No train, no bus, no painful car pool chitchat and all that unspent gas money? We went in search of busy people with easily commutable offices—as in just a few steps from their back door—to see how they pull it off.
Sean Conway ran a nursery for thirteen years and now designs products for Target. His popular PBS show, “Cultivating Life,” began airing a new season just last month. Given his media exposure and high-profile agenda (Martha Stewart is a fan), it’s easy to picture Conway ensconced in a glitzy office. Instead every morning, the Tiverton-based designer walks from his house to the small nineteenth-century building he has transformed into his work space, literally, a hop, step, jump away. Built in the 1800s, the structure, once a general store, came endowed with a handsome beamed ceiling and a Federal-style portal. But long abandoned, it also had bees, all kinds of animals and a rotten floor. Conway gutted the building and recruited his brother-in-law, Brendan Kinnane, a cabinet maker, to restore the neglected door. “The door took six months of meticulous work and lots of money, but I think it was worth it,” Conway explains. “It was originally the door to the Spencer Borden estate in Fall River, which was torn down to make way for Route 24 to Boston. The property’s previous owner, Lloyd Lawton, a well known area landscaper, installed it here.” Conway found the hand-carved granite fountain on the grounds too, had it plumbed and set it out front as a complement to his new plantings. Despite the ramblings of office mate Harpo, a gorgeous twenty-year-old parrot, Conway describes his office as a very restful place.
Newport photographer Madeline Polss had been working in her house, but with a husband who also keeps an office at home, space was at a premium. To remedy the situation and keep Polss close at hand at the same time, the couple turned their attention to their one-car garage. Doing all the work themselves, they added additional square footage, installed windows, sheet rocked and plastered. Even the handsome floor (pine boards carefully cut in varying lengths for additional character) and the beams are their handiwork, not to mention the brick path that threads the garage to the kitchen, the beds and borders or the lilac-colored garage doors. With plenty of storage for equipment and props and all the necessary utilities, including electric heat, the formerly hohum building has become a slick studio. In fact, Polss recently shot an entire chocolate cookbook, Making Artisan Chocolates, here. “I’d come in every morning and the whole place smelled heavenly,” she says. We say paradise is never having to leave your yard.
“Our house is built on a tiny piece of land (.28 acres), some of which is pond, and was conceived as a village of buildings, one of which is my office,” explains Watch Hill architect Lyman Goff. With a footprint of only fourteen by eighteen feet, the well-planned building contains a conference room on the entry floor with Goff’s more private and airy studio above. At the front end, a stylish window, salvaged from the old Dartmouth gymnasium and still wearing its original green paint, ushers in light. “It’s one of the many generational pieces that give instant patina to our complex,” the architect says.

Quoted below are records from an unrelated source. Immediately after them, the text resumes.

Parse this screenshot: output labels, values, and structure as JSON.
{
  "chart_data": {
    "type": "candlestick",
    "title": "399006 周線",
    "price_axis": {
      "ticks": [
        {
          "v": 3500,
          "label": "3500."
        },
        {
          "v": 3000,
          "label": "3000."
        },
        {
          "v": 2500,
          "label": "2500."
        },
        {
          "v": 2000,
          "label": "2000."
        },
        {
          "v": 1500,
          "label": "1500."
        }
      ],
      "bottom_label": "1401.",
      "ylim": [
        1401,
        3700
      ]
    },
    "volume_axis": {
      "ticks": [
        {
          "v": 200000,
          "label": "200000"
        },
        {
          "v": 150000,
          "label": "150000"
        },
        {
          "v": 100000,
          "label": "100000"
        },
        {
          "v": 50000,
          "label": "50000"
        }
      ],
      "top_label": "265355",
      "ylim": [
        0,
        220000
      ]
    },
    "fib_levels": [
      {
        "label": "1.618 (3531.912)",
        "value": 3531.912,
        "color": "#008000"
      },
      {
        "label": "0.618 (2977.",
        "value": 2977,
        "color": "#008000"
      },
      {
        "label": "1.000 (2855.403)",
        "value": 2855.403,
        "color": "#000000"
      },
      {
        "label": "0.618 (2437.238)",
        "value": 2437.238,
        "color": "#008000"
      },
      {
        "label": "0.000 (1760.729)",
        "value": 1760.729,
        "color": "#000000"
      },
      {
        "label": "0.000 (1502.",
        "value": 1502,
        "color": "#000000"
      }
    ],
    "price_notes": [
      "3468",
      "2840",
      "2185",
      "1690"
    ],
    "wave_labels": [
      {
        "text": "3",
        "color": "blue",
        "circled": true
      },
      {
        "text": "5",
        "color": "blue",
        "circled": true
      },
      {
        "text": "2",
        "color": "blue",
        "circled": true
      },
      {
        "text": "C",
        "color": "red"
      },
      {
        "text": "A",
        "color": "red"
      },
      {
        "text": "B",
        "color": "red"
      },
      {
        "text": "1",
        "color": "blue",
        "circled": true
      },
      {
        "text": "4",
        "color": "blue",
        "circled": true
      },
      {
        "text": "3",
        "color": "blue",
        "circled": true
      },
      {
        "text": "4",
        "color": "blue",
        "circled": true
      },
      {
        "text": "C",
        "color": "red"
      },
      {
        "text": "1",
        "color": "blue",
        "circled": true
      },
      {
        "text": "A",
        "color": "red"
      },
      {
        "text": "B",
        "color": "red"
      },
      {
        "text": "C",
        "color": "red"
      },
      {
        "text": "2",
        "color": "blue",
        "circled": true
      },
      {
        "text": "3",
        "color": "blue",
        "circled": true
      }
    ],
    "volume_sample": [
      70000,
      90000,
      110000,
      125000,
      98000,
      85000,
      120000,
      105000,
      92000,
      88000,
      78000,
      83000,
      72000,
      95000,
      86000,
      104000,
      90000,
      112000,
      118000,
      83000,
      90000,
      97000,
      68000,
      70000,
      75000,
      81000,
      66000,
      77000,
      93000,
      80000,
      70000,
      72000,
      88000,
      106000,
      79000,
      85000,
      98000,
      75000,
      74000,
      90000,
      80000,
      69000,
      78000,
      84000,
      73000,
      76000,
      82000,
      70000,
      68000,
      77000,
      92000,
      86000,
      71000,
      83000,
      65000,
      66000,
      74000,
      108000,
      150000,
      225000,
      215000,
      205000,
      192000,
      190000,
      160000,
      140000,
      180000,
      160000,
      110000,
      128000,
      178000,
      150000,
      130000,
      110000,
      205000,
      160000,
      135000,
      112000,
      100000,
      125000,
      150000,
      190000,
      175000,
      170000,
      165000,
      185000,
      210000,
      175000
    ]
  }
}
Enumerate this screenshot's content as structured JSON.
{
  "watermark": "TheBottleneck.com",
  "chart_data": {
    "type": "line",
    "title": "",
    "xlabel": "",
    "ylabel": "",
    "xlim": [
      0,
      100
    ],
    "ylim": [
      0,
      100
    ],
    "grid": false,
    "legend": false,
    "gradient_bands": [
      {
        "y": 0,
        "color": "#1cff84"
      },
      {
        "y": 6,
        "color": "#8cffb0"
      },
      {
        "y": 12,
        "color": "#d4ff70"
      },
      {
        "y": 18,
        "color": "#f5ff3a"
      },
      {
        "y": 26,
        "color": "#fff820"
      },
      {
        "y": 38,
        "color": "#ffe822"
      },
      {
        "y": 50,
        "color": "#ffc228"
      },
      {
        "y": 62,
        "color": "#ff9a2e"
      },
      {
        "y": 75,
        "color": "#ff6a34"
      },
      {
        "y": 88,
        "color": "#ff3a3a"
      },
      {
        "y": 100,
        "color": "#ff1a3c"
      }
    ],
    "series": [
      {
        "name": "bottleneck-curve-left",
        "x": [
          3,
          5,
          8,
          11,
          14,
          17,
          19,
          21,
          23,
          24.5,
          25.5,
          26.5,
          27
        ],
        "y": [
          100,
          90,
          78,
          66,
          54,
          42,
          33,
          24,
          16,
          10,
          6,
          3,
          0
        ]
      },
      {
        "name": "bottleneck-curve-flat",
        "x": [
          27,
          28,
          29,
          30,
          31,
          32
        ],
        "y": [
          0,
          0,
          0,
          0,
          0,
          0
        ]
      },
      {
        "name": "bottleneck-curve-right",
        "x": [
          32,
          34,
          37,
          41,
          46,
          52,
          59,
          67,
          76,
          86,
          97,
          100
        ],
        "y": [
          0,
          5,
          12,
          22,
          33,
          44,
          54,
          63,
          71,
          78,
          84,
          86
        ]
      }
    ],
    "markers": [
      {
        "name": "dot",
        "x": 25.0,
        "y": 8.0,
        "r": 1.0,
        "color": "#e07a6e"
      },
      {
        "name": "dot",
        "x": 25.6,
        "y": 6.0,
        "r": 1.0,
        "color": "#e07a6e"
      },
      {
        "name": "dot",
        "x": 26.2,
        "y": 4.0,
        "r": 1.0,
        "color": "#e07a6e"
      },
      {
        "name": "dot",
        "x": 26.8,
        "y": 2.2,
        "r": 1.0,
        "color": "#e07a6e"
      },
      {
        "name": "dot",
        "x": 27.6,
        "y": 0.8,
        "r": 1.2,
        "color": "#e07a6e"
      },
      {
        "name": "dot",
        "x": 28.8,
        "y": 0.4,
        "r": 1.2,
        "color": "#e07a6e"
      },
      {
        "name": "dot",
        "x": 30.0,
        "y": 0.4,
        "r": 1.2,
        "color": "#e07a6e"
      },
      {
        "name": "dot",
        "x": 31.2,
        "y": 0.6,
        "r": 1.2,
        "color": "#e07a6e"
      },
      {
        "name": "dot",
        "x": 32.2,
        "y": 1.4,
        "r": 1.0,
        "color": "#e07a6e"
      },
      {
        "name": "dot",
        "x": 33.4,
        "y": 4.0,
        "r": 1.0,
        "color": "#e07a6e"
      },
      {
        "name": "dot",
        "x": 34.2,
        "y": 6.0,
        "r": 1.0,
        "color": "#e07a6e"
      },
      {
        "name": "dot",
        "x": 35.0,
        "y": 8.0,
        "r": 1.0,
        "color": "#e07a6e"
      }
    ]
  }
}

A series of windows at the studio’s opposite end maximize views. Administrative and storage areas are ensconced on the lower level, brightened with natural light from the skylight well. “Although it has its own four walls, the office connects to heating, electrical and plumbing common to the house,” says Goff. He set this building apart to provide, in his words, “psychological separation and a real sense of quietude and privacy.” A pretty pergola links the postcard-worthy house and office, blurring the distinction and making the commute during the warm months when the flowers bloom even sweeter.
Doing Your Homework
If you’re harboring visions of a home office removed from the fray, head first to your local town hall for information on what you can build and how an existing structure can be renovated; both will require a permit. Once you get the go ahead, according to Richard Ross of Ross Wood Works in Saunderstown, you’ll have a lot to think about. First, money: to turn an average, say, twenty- by-thirty-foot, two-car, one-story garage into an office, Ross suggests budgeting a bottom line cost of roughly $8,000 to $10,000. “The final price will depend on how much you do. Adding running water, for example, or installing a heating system will raise the price,” he says. “You’ll also need to consider things like insulation, cooling, and most important, fire safety, especially if the office is located above a garage.” Ross also offers some sensible alternatives for saving pennies: “Limit the number of windows and use the facilities inside the house.”